The young Hungarian enchanted the audience – Zempléni achieved in all movements of Johann Joachim Quantz’s horn concerto with a beautifully formed, grand sound as well as with his easy breathing technique and brilliantly executed handling of the instrument and immediately carried the charmed listeners with him. The musical phrasing and elegance was just as natural for him as the shading of sounds and the rhythmical confidence.
The musicians simply enchanted me with their musical intelligence in the Ligeti interpretation. Zempléni did miraculous things, although - or because? – the piece demanded it from him anyway. Not only he formed endlessly held sounds nobly and intensively, but he became almost ecstatic from the difficulties, the broken chord leaps, the chromatic line of music, the intense, sometimes clangorous sometimes plaintive interludes, from the tone variations, the sharp staccatos. (...) Simply excellent!
Szabolcs Zempléni performed the technically rather difficult horn concerto, composed in 1942, with wonderful lightness, purely and tunefully. The audience were listening without a sound to Szabolcs’s encore, which sounded as if Bach had written solo suits for horn too

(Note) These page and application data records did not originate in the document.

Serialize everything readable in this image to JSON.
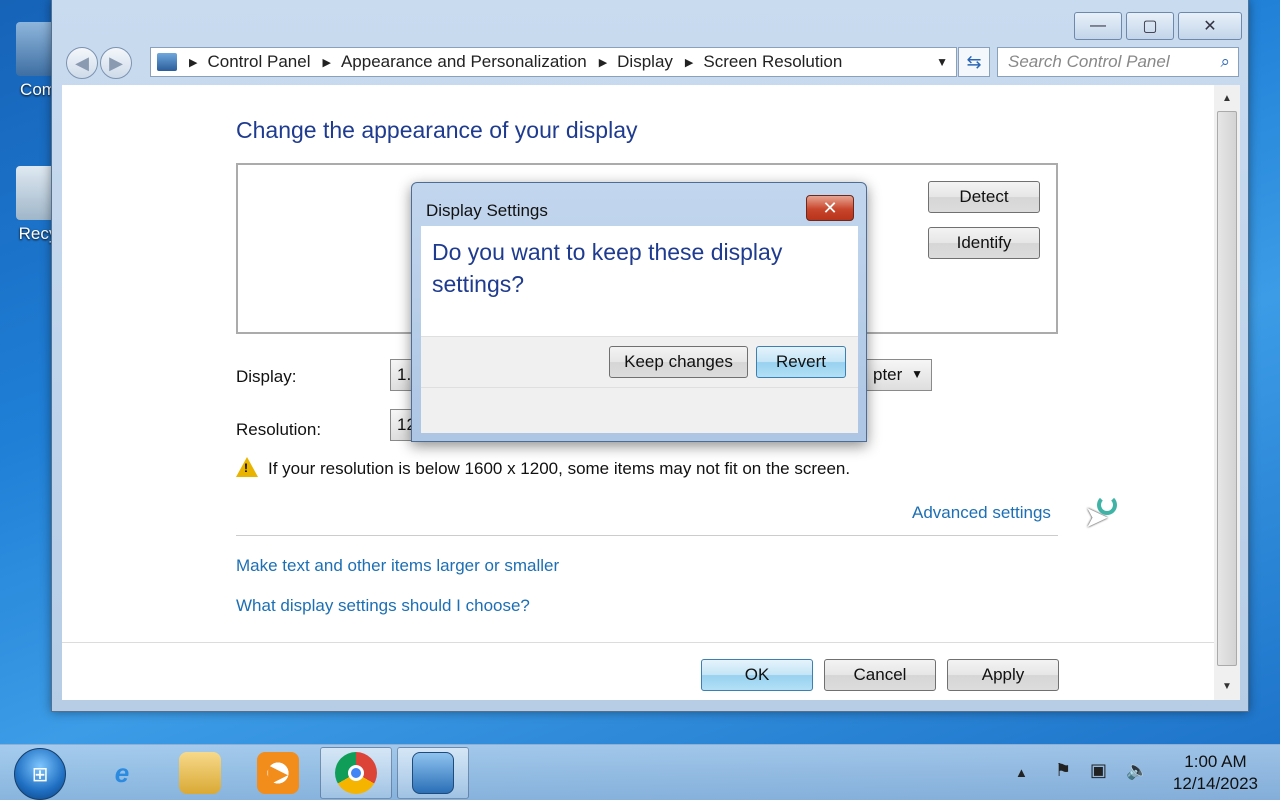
{
  "desktop": {
    "icons": [
      {
        "label": "Com",
        "name": "computer-icon"
      },
      {
        "label": "Recy",
        "name": "recycle-bin-icon"
      }
    ]
  },
  "window": {
    "controls": {
      "minimize": "—",
      "maximize": "▢",
      "close": "✕"
    },
    "address": {
      "crumbs": [
        "Control Panel",
        "Appearance and Personalization",
        "Display",
        "Screen Resolution"
      ]
    },
    "search": {
      "placeholder": "Search Control Panel"
    },
    "page": {
      "title": "Change the appearance of your display",
      "detect_label": "Detect",
      "identify_label": "Identify",
      "display_label": "Display:",
      "display_value": "1.",
      "display_value_tail": "pter",
      "resolution_label": "Resolution:",
      "resolution_value": "12",
      "warning_text": "If your resolution is below 1600 x 1200, some items may not fit on the screen.",
      "advanced_link": "Advanced settings",
      "link_text_size": "Make text and other items larger or smaller",
      "link_help": "What display settings should I choose?",
      "ok_label": "OK",
      "cancel_label": "Cancel",
      "apply_label": "Apply"
    }
  },
  "dialog": {
    "title": "Display Settings",
    "message": "Do you want to keep these display settings?",
    "keep_label": "Keep changes",
    "revert_label": "Revert"
  },
  "taskbar": {
    "items": [
      "start",
      "internet-explorer",
      "file-explorer",
      "media-player",
      "chrome",
      "control-panel"
    ],
    "clock_time": "1:00 AM",
    "clock_date": "12/14/2023"
  },
  "colors": {
    "heading": "#1e3b8f",
    "link": "#1c6fb4",
    "close_button": "#c8462c"
  }
}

It’s wonderful how Szabolcs Zempléni, the young, Hungarian horn player on his instrument, equipped with all valves, evokes the apotheosized unworldliness of the natural horn (without valves). It is phenomenal how he forms the sounds pianissimo.
Spectacular from all aspects - Zempléni is a Hungarian soloist of the highest honour. The winner of first prize of the international ARD contest satisfied even the highest expectations from all points of view with the Camerata Salzburg Orchestra. Thus in Joseph Haydn’s horn concerto in D major we could hear clear intonation and virtuoso runs including the quavers all the way. He performed the cadence of the opening movement considerately and let each phrase prevail.
(PASSAUER NEUE PRESSE)
Zempléni presents in the Francaix piece and later in Hindemith’s sonata for althorn how softly he can intonate and adjust his manner of play to the required dynamic conditions at all times.Blood-sparkling joy!
Zempléni’s warm and dynamically lively horn sound prevailed in a great way in front of the articular piano part background. Paul Hindemith's horn sonata in E-flat major also benefited from this virtue. At the end of the concert in Brahms's trio the balance perfectly manifested on the one hand between the violin and the horn, on the other hand between those two and the piano. With the firmly shaped theme of the closing movement the concert of such a rising-generation artist ended, whose name we shall definitely meet again.(Nikolaus Frey, Fulda)
This year the concert took place in the Gasteig Philharmonie due to the great popularity. Szabolcs Zempléni opened this extraordinary evening with Richard Strauss’s second horn concerto, which he performed almost without taking a breath, with endless phrases, great calmness and beautiful sounding.
Kathrin Feldmann (22.09.05)